New Books for Educators - May 2016 - The Transformative Power of Collaborative Inquiry

The Transformative Power of Collaborative Inquiry: Realizing Change in Schools and Classrooms
Jenni Donohoo, Moses Velasco

Teachers are powerful change agents in the on-going process of school improvement. This insightful, must-read guide helps school leaders shape the development of a sustainable professional learning culture. Practical suggestions and in-depth research shed light on your path as you explore the benefits and challenges of adopting authentic teacher collaboration across schools and districts. A follow-up to Jenni Donohoo’s best-selling Collaborative Inquiry for Educators: A Facilitator’s Guide to School Improvement, this book will quickly move you from theory to practice. Learn valuable lessons from leaders’ experiences in the field and discover:

  • A rationale and framework for engaging in inquiry
  • The vital conditions needed to ensure system wide collaboration
  • Common pitfalls and the four stages of school improvement

Why Strong Teacher Leaders Make Successful Schools

Why Strong Teacher Leaders Make Successful Schools

The federal government recently passed the Every Student Succeeds Act (ESSA) to replace the No Child Left Behind Act. Both of these acts were passed by the US Congress and signed into law by the President of the United States. And whether you agree or disagree with your elected officials, I have to believe that they truly want our schools and students to succeed.

Let’s face it, no legislator really wakes up and thinks “I’m going to pass laws that make life tough for teachers and students.” Legislators who mean well passed both of these acts, but only time will tell if the implementation of the law actually leads to the intended results.

gavel

One of the things that has me a little excited about ESSA is that, for the first time, a US education law recognizes the important role that teacher leaders play in schools. ESSA supports teacher leaders in four places (p. 319, 333, 350, and 356-357) and supports the use of education funds to provide training and support for teachers on instructional leadership teams (p. 319).

At the ISTE conference in 2014, I led a session for administrators called “Building Teacher Leaders.” The premise of the session was that successful schools have strong teacher leaders and great administrators who help to foster leadership in their teachers. I was fortunate to have some administrators across the US who agreed with me on the importance of teacher leadership share their perspectives as well.
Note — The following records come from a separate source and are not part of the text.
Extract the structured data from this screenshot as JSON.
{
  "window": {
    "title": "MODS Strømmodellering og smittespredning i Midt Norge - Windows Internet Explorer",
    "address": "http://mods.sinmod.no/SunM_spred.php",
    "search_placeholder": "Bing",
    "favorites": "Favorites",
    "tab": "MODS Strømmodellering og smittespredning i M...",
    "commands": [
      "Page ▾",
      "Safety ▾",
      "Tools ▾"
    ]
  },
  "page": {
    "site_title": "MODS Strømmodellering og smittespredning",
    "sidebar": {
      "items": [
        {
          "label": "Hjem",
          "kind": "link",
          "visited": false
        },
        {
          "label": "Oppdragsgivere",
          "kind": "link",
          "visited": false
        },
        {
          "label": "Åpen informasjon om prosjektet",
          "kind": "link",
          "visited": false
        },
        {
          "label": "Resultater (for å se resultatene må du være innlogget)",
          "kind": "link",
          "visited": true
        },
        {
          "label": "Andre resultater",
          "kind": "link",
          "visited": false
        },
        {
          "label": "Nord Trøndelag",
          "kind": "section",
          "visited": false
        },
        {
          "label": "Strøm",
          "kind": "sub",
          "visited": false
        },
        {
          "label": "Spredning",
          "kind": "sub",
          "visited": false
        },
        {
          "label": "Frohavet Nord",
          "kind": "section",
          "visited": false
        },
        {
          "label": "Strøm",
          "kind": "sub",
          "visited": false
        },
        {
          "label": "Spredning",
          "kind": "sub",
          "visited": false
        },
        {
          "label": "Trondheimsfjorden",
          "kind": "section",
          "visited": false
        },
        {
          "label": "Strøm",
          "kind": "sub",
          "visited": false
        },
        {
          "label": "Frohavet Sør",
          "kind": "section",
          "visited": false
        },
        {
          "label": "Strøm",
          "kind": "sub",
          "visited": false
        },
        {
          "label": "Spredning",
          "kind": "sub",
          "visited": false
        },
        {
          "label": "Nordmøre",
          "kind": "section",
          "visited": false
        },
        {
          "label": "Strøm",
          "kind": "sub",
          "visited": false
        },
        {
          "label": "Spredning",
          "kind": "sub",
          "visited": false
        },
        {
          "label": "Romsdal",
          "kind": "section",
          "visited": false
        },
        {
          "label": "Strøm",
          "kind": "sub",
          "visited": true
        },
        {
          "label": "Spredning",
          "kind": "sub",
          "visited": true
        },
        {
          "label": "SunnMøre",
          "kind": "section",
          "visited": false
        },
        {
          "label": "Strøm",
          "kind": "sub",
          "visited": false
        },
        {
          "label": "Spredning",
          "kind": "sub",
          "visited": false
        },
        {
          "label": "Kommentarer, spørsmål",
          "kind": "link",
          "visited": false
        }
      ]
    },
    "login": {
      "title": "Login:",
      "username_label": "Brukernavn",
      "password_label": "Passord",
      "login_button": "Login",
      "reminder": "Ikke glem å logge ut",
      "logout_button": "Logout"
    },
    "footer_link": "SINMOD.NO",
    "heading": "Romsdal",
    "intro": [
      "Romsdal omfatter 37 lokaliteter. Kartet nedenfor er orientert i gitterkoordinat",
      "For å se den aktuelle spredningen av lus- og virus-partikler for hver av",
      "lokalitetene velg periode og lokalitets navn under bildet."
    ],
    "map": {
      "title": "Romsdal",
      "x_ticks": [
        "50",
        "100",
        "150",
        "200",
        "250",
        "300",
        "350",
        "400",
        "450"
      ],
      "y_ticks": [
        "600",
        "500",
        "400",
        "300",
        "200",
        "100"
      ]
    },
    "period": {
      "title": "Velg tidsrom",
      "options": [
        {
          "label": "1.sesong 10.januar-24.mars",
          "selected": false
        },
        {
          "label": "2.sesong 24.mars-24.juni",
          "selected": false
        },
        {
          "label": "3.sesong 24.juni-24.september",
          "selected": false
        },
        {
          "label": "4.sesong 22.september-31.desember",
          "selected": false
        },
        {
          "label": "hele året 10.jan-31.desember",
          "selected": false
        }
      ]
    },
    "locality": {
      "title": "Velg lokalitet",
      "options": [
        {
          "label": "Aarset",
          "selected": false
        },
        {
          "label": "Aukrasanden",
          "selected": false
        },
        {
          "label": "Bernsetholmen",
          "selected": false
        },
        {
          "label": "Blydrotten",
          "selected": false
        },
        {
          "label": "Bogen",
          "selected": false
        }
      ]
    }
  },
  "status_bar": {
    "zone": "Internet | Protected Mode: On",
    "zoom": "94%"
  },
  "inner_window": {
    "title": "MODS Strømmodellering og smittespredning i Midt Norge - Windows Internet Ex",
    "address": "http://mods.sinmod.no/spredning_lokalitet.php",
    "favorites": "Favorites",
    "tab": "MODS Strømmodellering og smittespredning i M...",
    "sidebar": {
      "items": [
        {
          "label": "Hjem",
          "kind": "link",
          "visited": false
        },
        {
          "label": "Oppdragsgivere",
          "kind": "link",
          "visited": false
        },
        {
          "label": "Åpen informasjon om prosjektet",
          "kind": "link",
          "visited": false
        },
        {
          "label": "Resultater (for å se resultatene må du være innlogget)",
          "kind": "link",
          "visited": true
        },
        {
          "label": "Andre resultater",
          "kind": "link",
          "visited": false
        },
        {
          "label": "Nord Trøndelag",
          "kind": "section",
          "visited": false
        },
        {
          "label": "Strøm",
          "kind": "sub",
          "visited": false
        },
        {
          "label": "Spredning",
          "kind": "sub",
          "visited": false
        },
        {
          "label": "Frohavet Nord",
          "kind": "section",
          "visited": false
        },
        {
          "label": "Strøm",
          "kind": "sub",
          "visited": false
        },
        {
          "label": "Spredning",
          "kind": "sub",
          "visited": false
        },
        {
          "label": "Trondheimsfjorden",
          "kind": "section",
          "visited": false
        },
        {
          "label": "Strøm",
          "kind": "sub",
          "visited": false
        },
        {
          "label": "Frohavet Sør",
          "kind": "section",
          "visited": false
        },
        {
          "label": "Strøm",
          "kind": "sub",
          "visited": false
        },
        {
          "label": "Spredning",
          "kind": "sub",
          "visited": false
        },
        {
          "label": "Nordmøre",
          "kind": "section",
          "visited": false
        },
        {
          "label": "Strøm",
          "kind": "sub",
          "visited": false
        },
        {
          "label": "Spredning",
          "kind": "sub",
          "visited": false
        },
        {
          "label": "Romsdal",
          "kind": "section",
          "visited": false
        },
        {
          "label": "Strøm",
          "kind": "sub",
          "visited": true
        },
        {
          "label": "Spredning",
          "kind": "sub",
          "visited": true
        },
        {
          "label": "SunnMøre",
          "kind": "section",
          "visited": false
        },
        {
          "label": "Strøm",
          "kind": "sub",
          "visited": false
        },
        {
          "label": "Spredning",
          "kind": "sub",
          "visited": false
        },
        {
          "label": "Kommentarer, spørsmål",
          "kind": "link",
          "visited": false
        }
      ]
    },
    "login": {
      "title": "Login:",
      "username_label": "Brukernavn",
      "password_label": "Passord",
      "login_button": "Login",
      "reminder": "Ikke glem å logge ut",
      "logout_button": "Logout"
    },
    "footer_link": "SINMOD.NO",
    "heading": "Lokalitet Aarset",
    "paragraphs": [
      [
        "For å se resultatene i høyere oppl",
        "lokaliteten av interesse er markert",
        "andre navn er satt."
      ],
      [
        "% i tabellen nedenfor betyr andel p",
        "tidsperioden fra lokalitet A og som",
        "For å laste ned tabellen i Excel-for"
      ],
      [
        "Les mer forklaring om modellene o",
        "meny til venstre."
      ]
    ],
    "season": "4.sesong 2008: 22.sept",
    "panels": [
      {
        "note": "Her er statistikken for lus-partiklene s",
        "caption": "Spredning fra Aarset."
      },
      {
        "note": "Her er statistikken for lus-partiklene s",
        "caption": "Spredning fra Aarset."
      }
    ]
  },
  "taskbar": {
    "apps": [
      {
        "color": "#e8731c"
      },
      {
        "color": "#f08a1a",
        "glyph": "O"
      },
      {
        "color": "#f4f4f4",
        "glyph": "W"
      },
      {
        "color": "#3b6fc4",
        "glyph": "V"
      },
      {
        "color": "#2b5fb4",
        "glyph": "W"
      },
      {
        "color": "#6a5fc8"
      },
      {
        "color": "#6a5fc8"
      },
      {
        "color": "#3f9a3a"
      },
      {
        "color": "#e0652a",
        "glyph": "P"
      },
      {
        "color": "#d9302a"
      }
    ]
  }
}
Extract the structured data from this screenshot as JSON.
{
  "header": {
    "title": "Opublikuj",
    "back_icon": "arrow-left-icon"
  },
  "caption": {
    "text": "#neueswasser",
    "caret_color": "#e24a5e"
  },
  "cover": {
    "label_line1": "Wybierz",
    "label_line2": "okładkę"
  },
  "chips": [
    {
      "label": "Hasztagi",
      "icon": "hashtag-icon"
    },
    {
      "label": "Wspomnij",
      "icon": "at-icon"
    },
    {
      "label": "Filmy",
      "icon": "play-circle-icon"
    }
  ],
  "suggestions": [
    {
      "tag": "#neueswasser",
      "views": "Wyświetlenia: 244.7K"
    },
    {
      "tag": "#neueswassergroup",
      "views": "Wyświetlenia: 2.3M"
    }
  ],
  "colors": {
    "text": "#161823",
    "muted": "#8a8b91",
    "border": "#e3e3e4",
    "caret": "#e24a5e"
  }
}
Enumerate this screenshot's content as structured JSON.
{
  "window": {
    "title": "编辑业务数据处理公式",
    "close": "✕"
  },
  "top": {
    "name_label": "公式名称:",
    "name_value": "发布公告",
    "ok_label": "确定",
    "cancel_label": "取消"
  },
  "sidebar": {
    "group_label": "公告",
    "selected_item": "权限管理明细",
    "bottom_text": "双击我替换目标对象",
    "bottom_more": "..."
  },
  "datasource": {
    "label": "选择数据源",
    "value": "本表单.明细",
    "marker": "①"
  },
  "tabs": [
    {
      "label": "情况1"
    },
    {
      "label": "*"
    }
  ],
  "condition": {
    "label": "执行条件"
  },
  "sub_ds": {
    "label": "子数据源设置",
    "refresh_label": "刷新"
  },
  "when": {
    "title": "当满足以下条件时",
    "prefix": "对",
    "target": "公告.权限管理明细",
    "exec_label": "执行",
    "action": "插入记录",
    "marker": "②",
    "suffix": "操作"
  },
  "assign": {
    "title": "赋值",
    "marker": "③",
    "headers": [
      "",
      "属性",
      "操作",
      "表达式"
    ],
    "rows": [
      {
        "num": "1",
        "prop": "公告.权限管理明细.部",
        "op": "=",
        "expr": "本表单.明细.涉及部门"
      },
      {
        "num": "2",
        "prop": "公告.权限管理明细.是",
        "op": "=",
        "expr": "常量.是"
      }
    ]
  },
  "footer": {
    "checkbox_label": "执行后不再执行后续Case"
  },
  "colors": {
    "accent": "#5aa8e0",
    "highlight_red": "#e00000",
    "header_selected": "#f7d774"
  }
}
“…teacher leaders are at the heart of every successful blended and online learning program that I have observed or with which I have worked.”

This was one of my favorite sessions because teacher leaders are at the heart of every successful blended and online learning program that I have observed or with which I have worked. Schools that want to build capacity in their blended programs will support the development of teacher leaders.

If you’re a building administrator, it’s time to ask yourself how you can leverage the power of teacher leaders to improve the culture and outcomes at your school. If you’re a teacher, now is a great time to step up and take on a new leadership role. Research shows that teachers adopt new educational technology initiatives in less time and with more success when they are learning from a trusted colleague.

Now it’s your turn to share your expertise with a fellow teacher or to reach out to another teacher and ask for support you as you integrate technology with your classroom practices. Let’s seize the opportunity to show that teacher leaders are a huge part of successful schools.